Remember this story? The staff who told the woman she wasn’t allowed the guide dog in the store? Tesco was reported as having given £5,000 to charity and put training in place and that was it. I wasn’t going anywhere without addressing this story and as those of you who follow the blog know, I’m harsh but always fair. (I even thank Tesco in my book for providing such diabolical service which resulted in providing great material for the blog which gained so much interest it encouraged me to write the thing!)

Why on earth would you need to train someone that guide dogs are ok in stores? When the staff didn’t grow up in the UK and they have no knowledge or understanding of guide dogs (or hearing dogs etc.)

I was also going to go into one about how typical of Tesco it was to throw £5k at the problem and run away and why didn’t they buy a dog.  Tesco has bought a puppy. It takes 50k from breeding through training to retirement to pay for a guide dog and they have done that. Due to be born in January I believe.

Payment

Gotta laugh – the cheque for the books had been made payable to “The Complaining Cow”. Don’t actually have an account in that name… hands up all those hoping I don’t get paid so I take them to court again?

Presents

Who doesn’t love presents? Look what I was given to go home with –

I always say reward your complainers - they increase your profits!
I always say reward your complainers – they increase your profits!

Lots of the Tesco finest range but didn’t include my favourite chocolate truffles (ungrateful cow), included an 8 portion luxury Xmas pud (loathe! But OH very pleased) mince pies, chocolate, tea, nuts and cheesy bics.

 

So Tesco has won me over

How very dare you. I won’t stop complaining to Tesco until there is nothing left to complain about. And anyway the spies at Tesco said that I had tweeted Tesco 519 times. Think it’s slightly more than that now! Social media team has promised me this chocolate (they need to change those ball things to red though!) and alcohol when we reach a 1000 so that’s quite a few more complaints to go. And I leave you with one now. I was working late and tried to get link to those chocolate shoes and couldn’t. Black Friday early hours and couldn’t get onto the site. Sort it out Tesco.

Updates

Want to keep up to date on Tesco complaints, The Complaining Cow, tips on complaining, new consumer laws etc? Subscribe to the newsletter. You won’t be inundated, I only get round to sending one every few months!

The Complaining Cow’s history with Tesco gives the links to all the posts old, new and newer than this, covering how it all started, going to court and more.
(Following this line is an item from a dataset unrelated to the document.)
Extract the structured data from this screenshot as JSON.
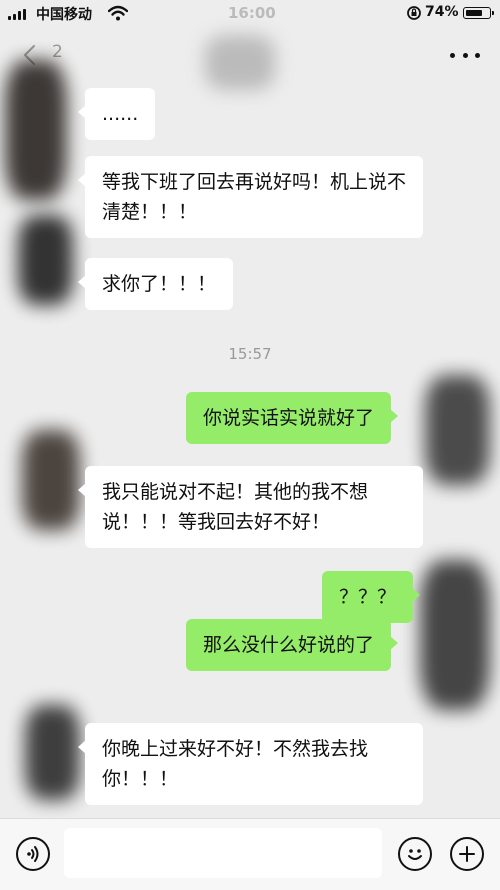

Case study: Tesco and a consumer champion provides the whole story and should be of interest to you if you fancy improving your service and sales!

Tesco | Complaining Cow meets Dave Lewis and Matt Davies